11 Oct 2018 10:30am
WINDHOEK, 11 OCT (NAMPA) – Minister of Public Enterprises, Leon Jooste on Wednesday tabled the draft Public Enterprises Governance Bill 2018, which if enacted will make provision for the efficient governance of parastatals and provide for powers of the minister.
The Bill will also make provision for the restructuring of parastatals, monitoring of their performance and incidental matters.
Motivating the draft legislation in the National Assembly, Jooste said the Bill is necessitated by the failure of the dual governance model, which came with the promulgation of the State-Owned Enterprises Governance Act of 2006.
“Ten years after the dual governance model was implemented, it became apparent that this model does not provide the optimal governance model,” he said.
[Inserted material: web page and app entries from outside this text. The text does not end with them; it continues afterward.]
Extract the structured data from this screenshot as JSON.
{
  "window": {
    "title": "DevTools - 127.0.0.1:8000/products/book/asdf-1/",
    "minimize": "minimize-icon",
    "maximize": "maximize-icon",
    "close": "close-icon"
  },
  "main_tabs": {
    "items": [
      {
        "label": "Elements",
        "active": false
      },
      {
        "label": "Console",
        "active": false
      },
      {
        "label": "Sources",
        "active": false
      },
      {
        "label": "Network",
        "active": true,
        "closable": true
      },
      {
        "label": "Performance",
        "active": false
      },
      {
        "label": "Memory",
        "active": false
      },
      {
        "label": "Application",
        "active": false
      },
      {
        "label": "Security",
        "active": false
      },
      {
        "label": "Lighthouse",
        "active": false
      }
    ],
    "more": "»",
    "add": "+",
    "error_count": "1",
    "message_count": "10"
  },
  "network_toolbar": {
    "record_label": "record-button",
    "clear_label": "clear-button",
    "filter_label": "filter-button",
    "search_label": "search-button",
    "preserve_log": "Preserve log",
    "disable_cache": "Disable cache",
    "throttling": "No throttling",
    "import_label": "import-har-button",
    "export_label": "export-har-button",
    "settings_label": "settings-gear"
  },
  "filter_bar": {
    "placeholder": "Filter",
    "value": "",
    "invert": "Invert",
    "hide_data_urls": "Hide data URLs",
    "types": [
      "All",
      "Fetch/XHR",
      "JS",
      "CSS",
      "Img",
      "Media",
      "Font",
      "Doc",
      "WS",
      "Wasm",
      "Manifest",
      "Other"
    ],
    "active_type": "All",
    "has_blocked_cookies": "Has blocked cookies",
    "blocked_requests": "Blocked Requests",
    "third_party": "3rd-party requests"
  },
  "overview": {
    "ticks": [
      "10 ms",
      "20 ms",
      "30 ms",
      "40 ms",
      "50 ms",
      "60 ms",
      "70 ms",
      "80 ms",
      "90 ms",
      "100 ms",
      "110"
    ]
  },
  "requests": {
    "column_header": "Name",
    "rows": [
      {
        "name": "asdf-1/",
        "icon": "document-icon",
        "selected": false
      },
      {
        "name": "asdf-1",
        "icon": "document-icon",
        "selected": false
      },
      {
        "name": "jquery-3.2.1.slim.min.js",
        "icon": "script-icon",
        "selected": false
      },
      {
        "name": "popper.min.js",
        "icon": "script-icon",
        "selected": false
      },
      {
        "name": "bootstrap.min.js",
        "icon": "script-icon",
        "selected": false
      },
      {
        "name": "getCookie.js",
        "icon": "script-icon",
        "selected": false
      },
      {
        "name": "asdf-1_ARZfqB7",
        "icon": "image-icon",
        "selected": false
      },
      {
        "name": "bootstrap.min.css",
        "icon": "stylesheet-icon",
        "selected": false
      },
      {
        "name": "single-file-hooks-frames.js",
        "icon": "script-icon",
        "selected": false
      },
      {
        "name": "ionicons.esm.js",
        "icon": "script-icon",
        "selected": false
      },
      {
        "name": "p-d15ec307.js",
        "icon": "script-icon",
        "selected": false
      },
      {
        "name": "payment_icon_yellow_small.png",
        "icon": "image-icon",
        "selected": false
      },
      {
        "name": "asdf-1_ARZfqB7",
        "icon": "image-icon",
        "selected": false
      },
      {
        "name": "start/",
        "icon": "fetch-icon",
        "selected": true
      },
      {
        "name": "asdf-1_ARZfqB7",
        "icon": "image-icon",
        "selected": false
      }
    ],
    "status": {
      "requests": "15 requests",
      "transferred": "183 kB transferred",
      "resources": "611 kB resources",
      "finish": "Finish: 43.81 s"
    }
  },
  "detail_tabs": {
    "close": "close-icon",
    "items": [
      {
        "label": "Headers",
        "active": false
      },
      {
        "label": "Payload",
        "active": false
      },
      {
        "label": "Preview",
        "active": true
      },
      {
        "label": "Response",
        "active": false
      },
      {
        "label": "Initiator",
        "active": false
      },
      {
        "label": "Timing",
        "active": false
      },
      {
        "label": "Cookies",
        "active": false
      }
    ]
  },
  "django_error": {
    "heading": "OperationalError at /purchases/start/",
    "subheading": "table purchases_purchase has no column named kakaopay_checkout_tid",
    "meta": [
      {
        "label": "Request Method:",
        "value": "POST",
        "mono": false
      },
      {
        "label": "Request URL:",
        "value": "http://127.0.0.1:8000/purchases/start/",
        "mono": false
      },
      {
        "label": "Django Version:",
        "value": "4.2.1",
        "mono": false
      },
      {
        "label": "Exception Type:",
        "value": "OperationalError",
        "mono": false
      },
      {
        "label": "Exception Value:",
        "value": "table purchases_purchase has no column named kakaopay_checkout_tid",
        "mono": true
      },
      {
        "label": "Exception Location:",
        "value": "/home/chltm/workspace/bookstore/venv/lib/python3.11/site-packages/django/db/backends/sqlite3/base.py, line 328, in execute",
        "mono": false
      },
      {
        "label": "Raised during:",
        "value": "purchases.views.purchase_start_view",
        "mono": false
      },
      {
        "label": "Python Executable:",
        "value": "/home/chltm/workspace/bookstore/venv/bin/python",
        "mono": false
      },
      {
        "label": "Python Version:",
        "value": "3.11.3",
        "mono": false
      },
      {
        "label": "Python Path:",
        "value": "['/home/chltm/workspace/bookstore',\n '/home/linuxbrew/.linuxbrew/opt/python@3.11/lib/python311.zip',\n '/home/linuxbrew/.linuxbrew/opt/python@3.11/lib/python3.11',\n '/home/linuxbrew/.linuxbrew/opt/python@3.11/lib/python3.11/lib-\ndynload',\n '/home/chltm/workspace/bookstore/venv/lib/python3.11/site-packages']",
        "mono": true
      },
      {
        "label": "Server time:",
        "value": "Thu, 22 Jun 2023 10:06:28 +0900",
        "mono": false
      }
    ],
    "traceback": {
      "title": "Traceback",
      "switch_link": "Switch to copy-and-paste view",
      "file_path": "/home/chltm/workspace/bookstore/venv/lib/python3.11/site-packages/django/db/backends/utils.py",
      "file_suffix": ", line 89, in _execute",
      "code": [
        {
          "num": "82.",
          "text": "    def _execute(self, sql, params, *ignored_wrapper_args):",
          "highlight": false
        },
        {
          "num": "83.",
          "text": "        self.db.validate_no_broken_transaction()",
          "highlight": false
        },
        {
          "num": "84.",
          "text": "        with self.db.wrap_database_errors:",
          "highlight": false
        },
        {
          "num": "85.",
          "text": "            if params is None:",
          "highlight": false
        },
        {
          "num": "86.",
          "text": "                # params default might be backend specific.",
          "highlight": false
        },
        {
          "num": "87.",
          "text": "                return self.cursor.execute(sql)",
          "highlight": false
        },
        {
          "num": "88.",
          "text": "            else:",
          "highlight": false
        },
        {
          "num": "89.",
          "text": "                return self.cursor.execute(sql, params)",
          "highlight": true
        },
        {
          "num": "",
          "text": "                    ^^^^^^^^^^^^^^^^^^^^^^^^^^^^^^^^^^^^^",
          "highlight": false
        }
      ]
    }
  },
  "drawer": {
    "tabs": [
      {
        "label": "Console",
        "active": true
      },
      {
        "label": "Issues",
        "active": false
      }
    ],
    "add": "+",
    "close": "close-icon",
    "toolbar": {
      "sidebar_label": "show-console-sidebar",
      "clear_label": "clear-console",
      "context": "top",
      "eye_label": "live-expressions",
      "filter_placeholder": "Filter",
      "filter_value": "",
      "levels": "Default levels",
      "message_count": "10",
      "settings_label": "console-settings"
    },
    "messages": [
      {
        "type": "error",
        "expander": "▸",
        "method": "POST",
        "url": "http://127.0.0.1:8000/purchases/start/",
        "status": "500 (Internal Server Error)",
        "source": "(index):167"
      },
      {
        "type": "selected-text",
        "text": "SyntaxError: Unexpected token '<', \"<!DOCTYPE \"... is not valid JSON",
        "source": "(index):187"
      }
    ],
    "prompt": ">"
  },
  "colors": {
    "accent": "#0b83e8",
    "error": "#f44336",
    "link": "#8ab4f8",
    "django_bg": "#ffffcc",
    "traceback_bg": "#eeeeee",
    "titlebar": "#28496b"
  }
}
It was against this backdrop that President Hage Geingob felt the need to create a fully-fledged public enterprises ministry to “position Namibia’s key public enterprises to play their meaningful role in the country’s development agenda and ensure that public enterprises are well managed to reduce the financial burden on the State”.
Jooste said this mandate will be executed by adopting the more centralised hybrid governance model, which has already been approved by Cabinet.
To remedy the ailing governance of parastatals, the proposed Bill makes several recommendations.
The recommendations are outlined in Section 1 of the Bill, which deals with amendments and/or additions to definitions.
The definitions of commercial public enterprise, non-commercial public enterprise, and extra budgetary funds were added to distinguish between the different categories of public enterprises under the hybrid governance model.
In essence, a commercial public enterprise is a State-owned company which is expected to generate sustainable profits and pay dividends to the State.
A non-commercial public enterprise on the other hand is not expected to generate sustainable profits or pay dividends to the State.
An extra budgetary fund’s only source of revenue comes from the government via budgetary allocations or tax related levies.
Jooste indicated that they spent countless hours analysing the core reasons behind the failure of most commercial public enterprises and found that most of these failures could be attributed to the highly flawed dual-governance model.
“This is not a Namibian failure as such, but rather a common global scenario, which is why many countries have migrated to a more centralised governance/ownership model,” he explained.
The minister said the hybrid governance model will provide him with the optimum institutional and organisational infrastructure to reform public enterprises without escalating costs.
“The model will allow the ministry to become more focused and specialised with an appropriate structure and skill to be a professional active shareholder representative for the State,” he said.
If enacted, the Bill will among other things limit the number of appointments on boards of parastatals and board members will have to sign individual performance agreements.